Haskins is as accurate as anyone in the quick screen game, and Buckeye receivers block quite well on the perimeter. Receivers Parris Campbell and K.J. Hill are incredibly good at turning short passes into punt return-type situations — make one guy miss and follow your blocker for eight to 12 yards.

It is inexcusable how average Ohio State is at running the ball, but that doesn’t mean the Buckeyes aren’t great in the quick passing game. They can neutralize Don Brown’s aggressive blitz game in this regard, forcing the Wolverines to play left-handed.

That beats the hell out of running the ball just to run the ball. Hell, maybe throwing 73 times isn’t too much in this game.

Ohio State has an experienced, sometimes innovative staff. It should be able to put Haskins in positions to succeed, relatively. Screens in particular will be important, as they were when Ohio State dealt with Penn State’s pressure to win in October:

Haskins was 11-for-11 for 164 yards on screen passes against Penn State. It’s the reason the Buckeyes won the game, and it was a huge halftime adjustment. The Buckeyes ran three screens in the first half and eight in the second half. Penn State didn’t have a counter to the adjustment, and that was clearest on Ohio State’s go-ahead drive.

But Brown is a smart tactician in his own right. Given the likelihood OSU won’t be able to run much, Haskins has to make plays with the deck stacked against him. And he’ll have to do it against a brick wall of a defense. If he does enough to win this game, his next trip needs to be to Manhattan for the Heisman ceremony.

3. Ohio State’s defense doesn’t just have a big-play problem. It has a big-play nightmare.

Days ago against Maryland, the Buckeyes gave up two touchdown runs of 75-plus yards on the Terps’ first three plays. They gave up a 52-yard run in the next quarter, plus 56- and 60-yard passes and a buffet of chunk plays.

Ohio State is an astonishing 121st out of 130 FBS teams in Marginal Explosiveness allowed. They’re 86th in scrimmage plays of 10-plus yards allowed, 87th in 20-plus-yard plays, 119th in 30-plus-yard plays, 123rd in 40-plus-yard plays, and 118th in 50-plus yard plays.

Ohio State is basically East Carolina when it comes to allowing big gains.

Michigan isn’t all that explosive offensively, but it’s not not explosive, and the Wolverines thrive on efficiency. They also have enough athletes at QB, running back, and receiver that they’ll be well positioned to take advantage of any breakdowns.

Perhaps Ohio State will get some splash plays in its own favor, but in addition to Michigan’s tight defense, the Wolverines almost never turn the ball over.

Put these things together, and Michigan should — should — win.

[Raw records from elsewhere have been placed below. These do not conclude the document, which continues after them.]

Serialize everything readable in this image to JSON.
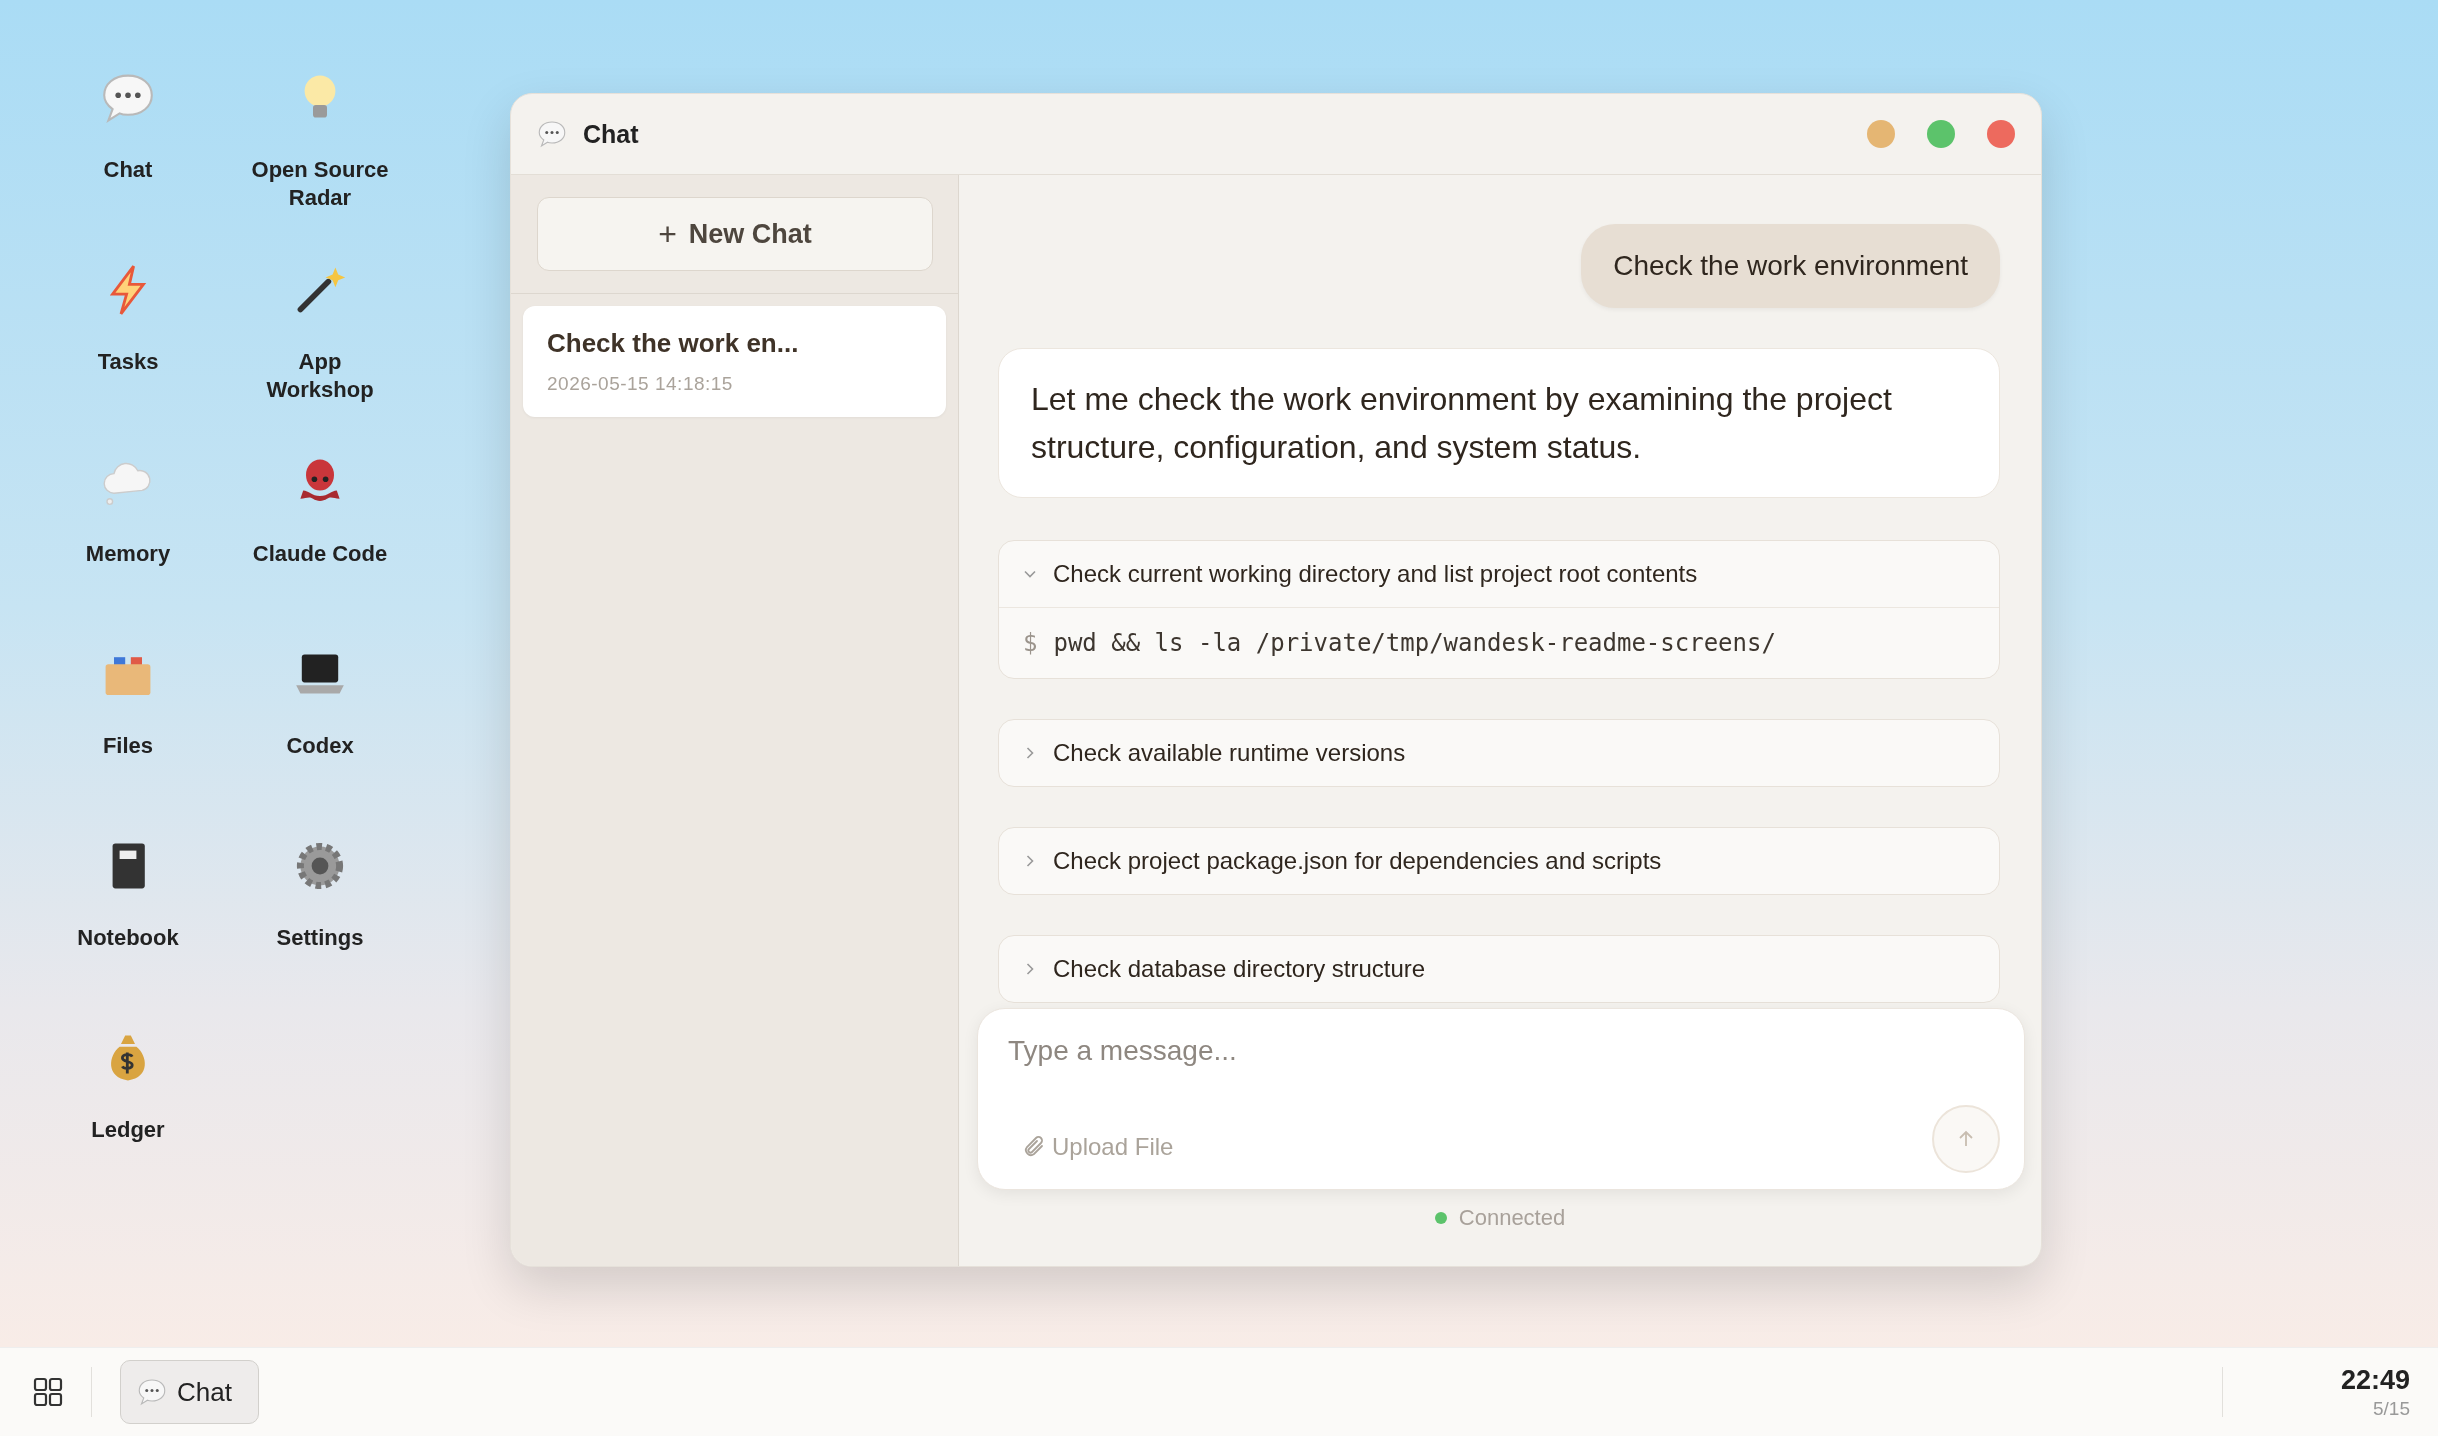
{
  "desktop": {
    "icons": [
      {
        "label": "Chat"
      },
      {
        "label": "Open Source Radar"
      },
      {
        "label": "Tasks"
      },
      {
        "label": "App Workshop"
      },
      {
        "label": "Memory"
      },
      {
        "label": "Claude Code"
      },
      {
        "label": "Files"
      },
      {
        "label": "Codex"
      },
      {
        "label": "Notebook"
      },
      {
        "label": "Settings"
      },
      {
        "label": "Ledger"
      }
    ]
  },
  "window": {
    "title": "Chat"
  },
  "sidebar": {
    "new_chat_button": "+ New Chat",
    "conversations": [
      {
        "title": "Check the work en...",
        "time": "2026-05-15 14:18:15",
        "selected": true
      }
    ]
  },
  "messages": [
    {
      "kind": "user",
      "text": "Check the work environment"
    },
    {
      "kind": "assistant",
      "text": "Let me check the work environment by examining the project structure, configuration, and system status."
    }
  ],
  "steps": [
    {
      "title": "Check current working directory and list project root contents",
      "expanded": true,
      "prompt": "$",
      "command": "pwd && ls -la /private/tmp/wandesk-readme-screens/"
    },
    {
      "title": "Check available runtime versions",
      "expanded": false
    },
    {
      "title": "Check project package.json for dependencies and scripts",
      "expanded": false
    },
    {
      "title": "Check database directory structure",
      "expanded": false
    }
  ],
  "composer": {
    "placeholder": "Type a message...",
    "upload_label": "Upload File"
  },
  "status": {
    "label": "Connected",
    "connected": true
  },
  "taskbar": {
    "apps": [
      {
        "label": "Chat",
        "selected": true
      }
    ],
    "clock": {
      "time": "22:49",
      "date": "5/15"
    }
  }
}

S&P+ says the Wolverines have a 60 percent chance to win, projecting a 4.5-point margin that’s not much out of line with what Vegas thinks.

None of these factors will comfort Michigan fans who won’t believe a Michigan win until three weeks after it’s actually happened, and none will convince Ohio State fans who’ve gotten used to winning this game every year, no matter how close it might get.

More critically, if Jim Harbaugh doesn’t do it now, against a version of Ohio State that looks about as gettable as a one-loss team could, it’s not clear when he will.